Judge Robinson grants-in-part defendant’s motion for judgment as a matter of law following verdict in plaintiff’s favor
In MobileMedia Ideas, LLC v. Apple, Inc., C.A. No. 10-258-SLR-MPT (D. Del. Sept. 5, 2013), Judge Sue L. Robinson granted defendant’s renewed motion for judgment as a matter of law with respect to invalidity and non-infringement of one patent-in-suit and with respect to invalidity of one claim of another patent-in-suit, and denied the motion in all other respects.
Following a seven-day jury trial in 2012, the jury found direct infringement and validity of the three patents-in-suit. Id. at 1. Defendant renewed its motion for judgment as a matter of law that the asserted claims of the three patents-in-suit were invalid and not infringed. Id. The three patents-in-suit (the ’075, ‘068, and ‘078 patents) “relate to a variety of technologies in information processing, computing, and mobile phones.” Id. at 3.
As to the ‘075 patent, entitled “Method and Apparatus for Incoming Call Rejection,” the Court found that its asserted claims were invalid. There was no dispute that two prior art references disclosed the limitations of the asserted claims, but the parties disputed whether there was sufficient motivation to combine them. Id. at 18. The Court concluded that the plaintiff’s expert had “only offered conclusory testimony” to rebut defendant’s evidence and testimony that a person of ordinary skill would have found it obvious to combine these references. Id. at 19. “In addition, [plaintiff’s] infringement theory conflicts with [its invalidity expert’s] opinion.” See id. at 20-21. Therefore, the Court concluded that “even if the jury had resolved all disputed facts in [plaintiff’s] favor, the evidence could not support a finding” of validity. Id. at 22. As to infringement, the Court also granted defendant’s motion because plaintiff had not presented sufficient evidence to support its infringement theory. See id. at 22-27.

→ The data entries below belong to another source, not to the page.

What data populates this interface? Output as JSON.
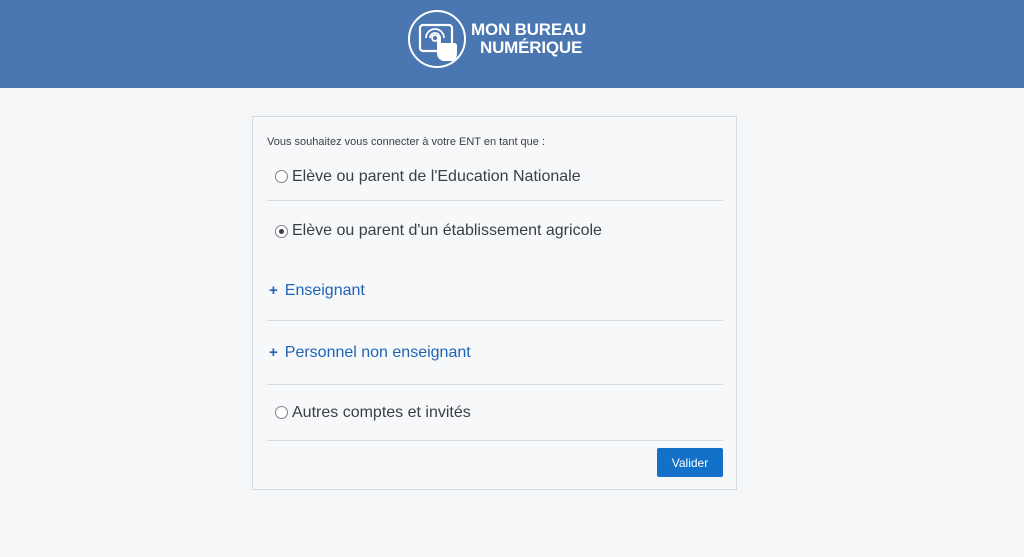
{
  "header": {
    "logo_line1": "MON BUREAU",
    "logo_line2": "NUMÉRIQUE",
    "logo_icon": "tablet-touch-icon"
  },
  "form": {
    "intro": "Vous souhaitez vous connecter à votre ENT en tant que :",
    "options": [
      {
        "type": "radio",
        "label": "Elève ou parent de l'Education Nationale",
        "checked": false
      },
      {
        "type": "radio",
        "label": "Elève ou parent d'un établissement agricole",
        "checked": true
      },
      {
        "type": "expand",
        "label": "Enseignant",
        "icon": "plus-icon"
      },
      {
        "type": "expand",
        "label": "Personnel non enseignant",
        "icon": "plus-icon"
      },
      {
        "type": "radio",
        "label": "Autres comptes et invités",
        "checked": false
      }
    ],
    "submit_label": "Valider"
  },
  "colors": {
    "header_bg": "#4a76b2",
    "link": "#1f63b5",
    "button": "#1371c8"
  }
}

As to the ‘068 patent, entitled “Communication Terminal Device and Method for Controlling a Connecting State of a Call into a Desired Connection State upon a Predetermined Operation by a User,” the Court found one asserted claim valid (Claim 23) and the other asserted claim invalid (Claim 24). Defendant’s anticipation arguments as to Claim 23 were grounded in “an untimely claim construction argument,” and the plaintiff’s expert testimony had provided sufficient support for the jury’s finding of validity. Id. at 35. But for Claim 24, unlike for Claim 23, the parties had identified a relevant “pre-trial dispute in their joint claim construction chart . . . [therefore] the court has a duty to resolve [the dispute].” Id. at 36. The Court went on to clarify the construction of a relevant term, id. at 37, and concluded that the jury’s verdict of validity of Claim 24 was “inconsistent” with the Court’s construction of the term. Id. at 38. As to infringement of the ‘068 patent, the Court denied defendant’s motion. See id. at 38-45. The Court also denied the motion as to infringement and validity of the ‘078 patent, entitled “Device for Personal Communication, Data Collection and Data Processing, and a Circuit Card.” See id. at 47-56.
Finally, the Court denied defendant’s motion for a new trial in the alternative. See id. at 56-62. Defendant argued, inter alia, that plaintiff’s statements at closing arguments that companies from whom it obtained patents “decide to invest in patents to recover research and development costs” were directed to damages and therefore improper as damages had been bifurcated. Id. at 57. The Court concluded that the statements were not directed to damages, but Instead were “used to explain what [plaintiff] does as a non-practicing entity”, and were therefore not improper. Id. at 57-58.